(Web page and app entries)
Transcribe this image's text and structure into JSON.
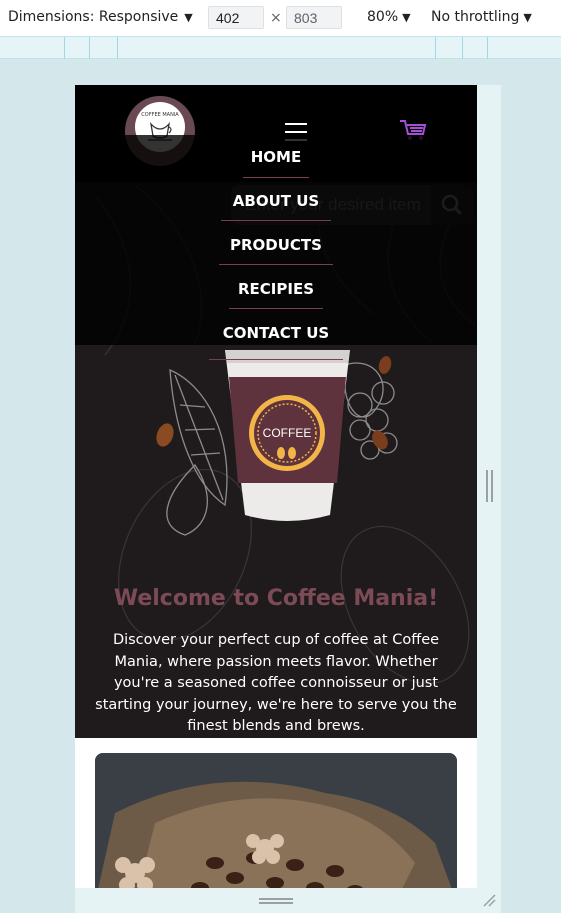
{
  "devtools": {
    "dimensions_label": "Dimensions: Responsive",
    "caret": "▼",
    "width_value": "402",
    "height_value": "803",
    "times": "×",
    "zoom_label": "80%",
    "throttle_label": "No throttling"
  },
  "site": {
    "logo_text": "COFFEE MANIA",
    "hamburger_icon": "hamburger-icon",
    "cart_icon": "shopping-cart-icon",
    "search_placeholder": "Enter your desired item",
    "search_icon": "search-icon",
    "nav": {
      "items": [
        {
          "label": "HOME"
        },
        {
          "label": "ABOUT US"
        },
        {
          "label": "PRODUCTS"
        },
        {
          "label": "RECIPIES"
        },
        {
          "label": "CONTACT US"
        }
      ]
    },
    "cup_label": "COFFEE",
    "hero_title": "Welcome to Coffee Mania!",
    "hero_text": "Discover your perfect cup of coffee at Coffee Mania, where passion meets flavor. Whether you're a seasoned coffee connoisseur or just starting your journey, we're here to serve you the finest blends and brews."
  },
  "colors": {
    "accent_maroon": "#7c4b56",
    "nav_divider": "#7a3e4c",
    "cart_purple": "#a64fd6",
    "hero_bg": "#1f1b1c"
  }
}
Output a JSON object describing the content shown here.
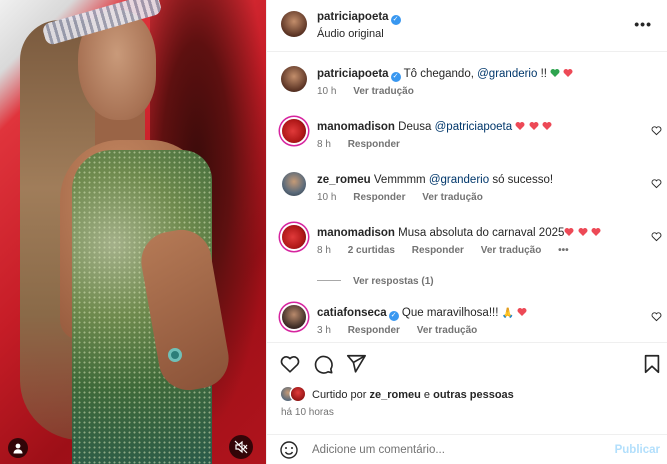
{
  "post": {
    "author": "patriciapoeta",
    "audio_label": "Áudio original",
    "caption_author": "patriciapoeta",
    "caption_text": "Tô chegando,",
    "caption_mention": "@granderio",
    "caption_suffix": "!!",
    "caption_time": "10 h",
    "caption_translate": "Ver tradução"
  },
  "comments": [
    {
      "user": "manomadison",
      "text_before": "Deusa",
      "mention": "@patriciapoeta",
      "text_after": "",
      "time": "8 h",
      "likes": "",
      "reply": "Responder",
      "translate": ""
    },
    {
      "user": "ze_romeu",
      "text_before": "Vemmmm",
      "mention": "@granderio",
      "text_after": "só sucesso!",
      "time": "10 h",
      "likes": "",
      "reply": "Responder",
      "translate": "Ver tradução"
    },
    {
      "user": "manomadison",
      "text_before": "Musa absoluta do carnaval 2025",
      "mention": "",
      "text_after": "",
      "time": "8 h",
      "likes": "2 curtidas",
      "reply": "Responder",
      "translate": "Ver tradução",
      "more": "•••"
    },
    {
      "user": "catiafonseca",
      "text_before": "Que maravilhosa!!!",
      "mention": "",
      "text_after": "",
      "time": "3 h",
      "likes": "",
      "reply": "Responder",
      "translate": "Ver tradução"
    }
  ],
  "view_replies": "Ver respostas (1)",
  "liked_by": {
    "prefix": "Curtido por",
    "user": "ze_romeu",
    "conj": "e",
    "others": "outras pessoas"
  },
  "time_ago": "há 10 horas",
  "add_comment": {
    "placeholder": "Adicione um comentário...",
    "publish": "Publicar"
  },
  "colors": {
    "verified": "#3897f0",
    "heart_red": "#ed4956",
    "green_heart": "#2ea44f",
    "mention": "#00376b",
    "publish_disabled": "#b2dffc"
  },
  "icons": [
    "more-icon",
    "heart-icon",
    "comment-icon",
    "share-icon",
    "save-icon",
    "emoji-icon",
    "user-tag-icon",
    "mute-icon"
  ]
}
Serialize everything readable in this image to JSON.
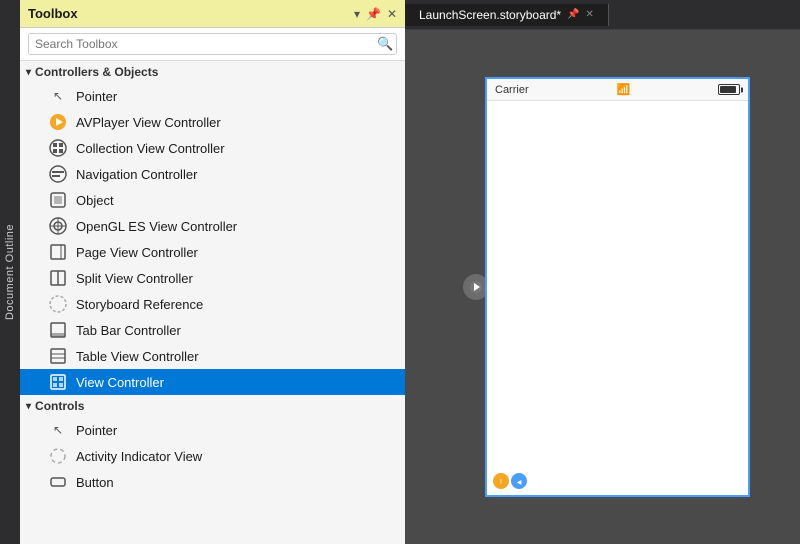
{
  "doc_outline": {
    "label": "Document Outline"
  },
  "toolbox": {
    "title": "Toolbox",
    "search_placeholder": "Search Toolbox",
    "header_icons": [
      "▼",
      "📌",
      "✕"
    ],
    "sections": [
      {
        "id": "controllers",
        "label": "Controllers & Objects",
        "expanded": true,
        "items": [
          {
            "id": "pointer1",
            "label": "Pointer",
            "icon": "cursor"
          },
          {
            "id": "avplayer",
            "label": "AVPlayer View Controller",
            "icon": "avplayer"
          },
          {
            "id": "collection",
            "label": "Collection View Controller",
            "icon": "collection"
          },
          {
            "id": "navigation",
            "label": "Navigation Controller",
            "icon": "navigation"
          },
          {
            "id": "object",
            "label": "Object",
            "icon": "object"
          },
          {
            "id": "opengl",
            "label": "OpenGL ES View Controller",
            "icon": "opengl"
          },
          {
            "id": "page",
            "label": "Page View Controller",
            "icon": "page"
          },
          {
            "id": "split",
            "label": "Split View Controller",
            "icon": "split"
          },
          {
            "id": "storyboard",
            "label": "Storyboard Reference",
            "icon": "storyboard"
          },
          {
            "id": "tabbar",
            "label": "Tab Bar Controller",
            "icon": "tabbar"
          },
          {
            "id": "tableview",
            "label": "Table View Controller",
            "icon": "tableview"
          },
          {
            "id": "viewcontroller",
            "label": "View Controller",
            "icon": "viewcontroller",
            "selected": true
          }
        ]
      },
      {
        "id": "controls",
        "label": "Controls",
        "expanded": true,
        "items": [
          {
            "id": "pointer2",
            "label": "Pointer",
            "icon": "cursor2"
          },
          {
            "id": "activity",
            "label": "Activity Indicator View",
            "icon": "activity"
          },
          {
            "id": "button",
            "label": "Button",
            "icon": "button"
          }
        ]
      }
    ]
  },
  "editor": {
    "tab_label": "LaunchScreen.storyboard*",
    "tab_modified": true,
    "status_bar": {
      "carrier": "Carrier",
      "signal": "▾"
    },
    "bottom_icons": [
      "☀",
      "◀"
    ]
  },
  "colors": {
    "accent": "#0078d7",
    "tab_active_bg": "#1e1e1e",
    "tab_bar_bg": "#2d2d30",
    "toolbox_header_bg": "#f0f0a0",
    "selected_item_bg": "#0078d7",
    "phone_border": "#4a9eff"
  }
}
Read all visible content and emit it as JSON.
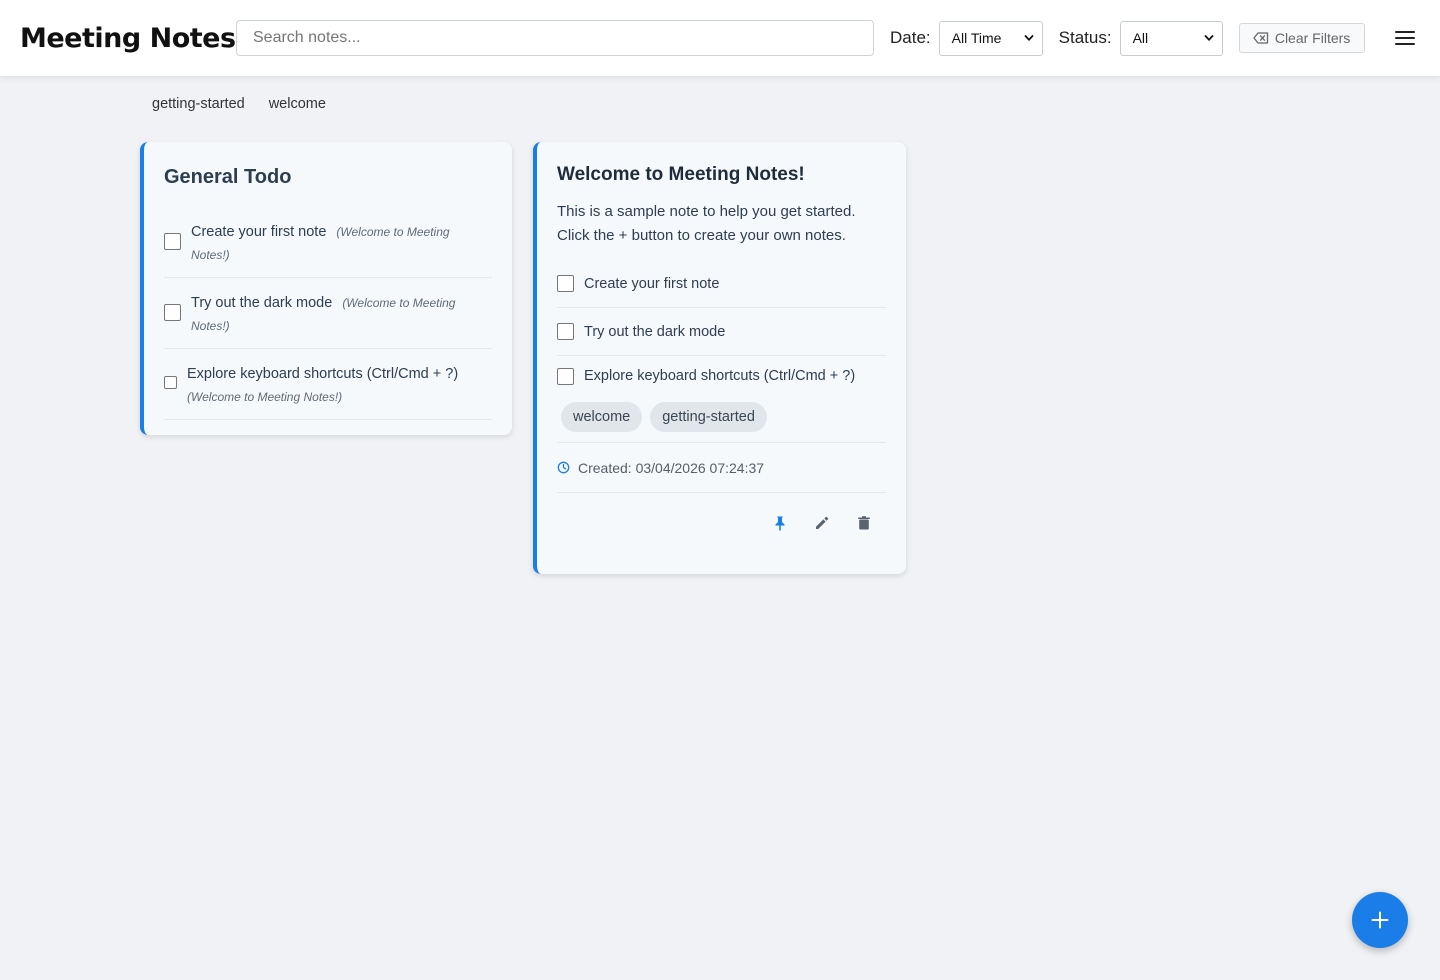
{
  "header": {
    "title": "Meeting Notes",
    "search_placeholder": "Search notes...",
    "date_label": "Date:",
    "date_value": "All Time",
    "status_label": "Status:",
    "status_value": "All",
    "clear_filters_label": "Clear Filters"
  },
  "tag_filters": [
    "getting-started",
    "welcome"
  ],
  "todo_card": {
    "title": "General Todo",
    "items": [
      {
        "text": "Create your first note",
        "source": "(Welcome to Meeting Notes!)"
      },
      {
        "text": "Try out the dark mode",
        "source": "(Welcome to Meeting Notes!)"
      },
      {
        "text": "Explore keyboard shortcuts (Ctrl/Cmd + ?)",
        "source": "(Welcome to Meeting Notes!)"
      }
    ]
  },
  "note_card": {
    "title": "Welcome to Meeting Notes!",
    "body_line1": "This is a sample note to help you get started.",
    "body_line2": "Click the + button to create your own notes.",
    "checklist": [
      "Create your first note",
      "Try out the dark mode",
      "Explore keyboard shortcuts (Ctrl/Cmd + ?)"
    ],
    "tags": [
      "welcome",
      "getting-started"
    ],
    "created": "Created: 03/04/2026 07:24:37"
  },
  "icons": {
    "pin": "pin-icon",
    "edit": "pencil-icon",
    "delete": "trash-icon",
    "clock": "clock-icon",
    "add": "plus-icon"
  },
  "colors": {
    "accent": "#1a7de8",
    "background": "#f0f2f5",
    "card": "#f6f9fc"
  }
}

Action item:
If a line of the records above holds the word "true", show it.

Response:
        "expanded": true,
            "selected": true
        "expanded": true,
    "tab_modified": true,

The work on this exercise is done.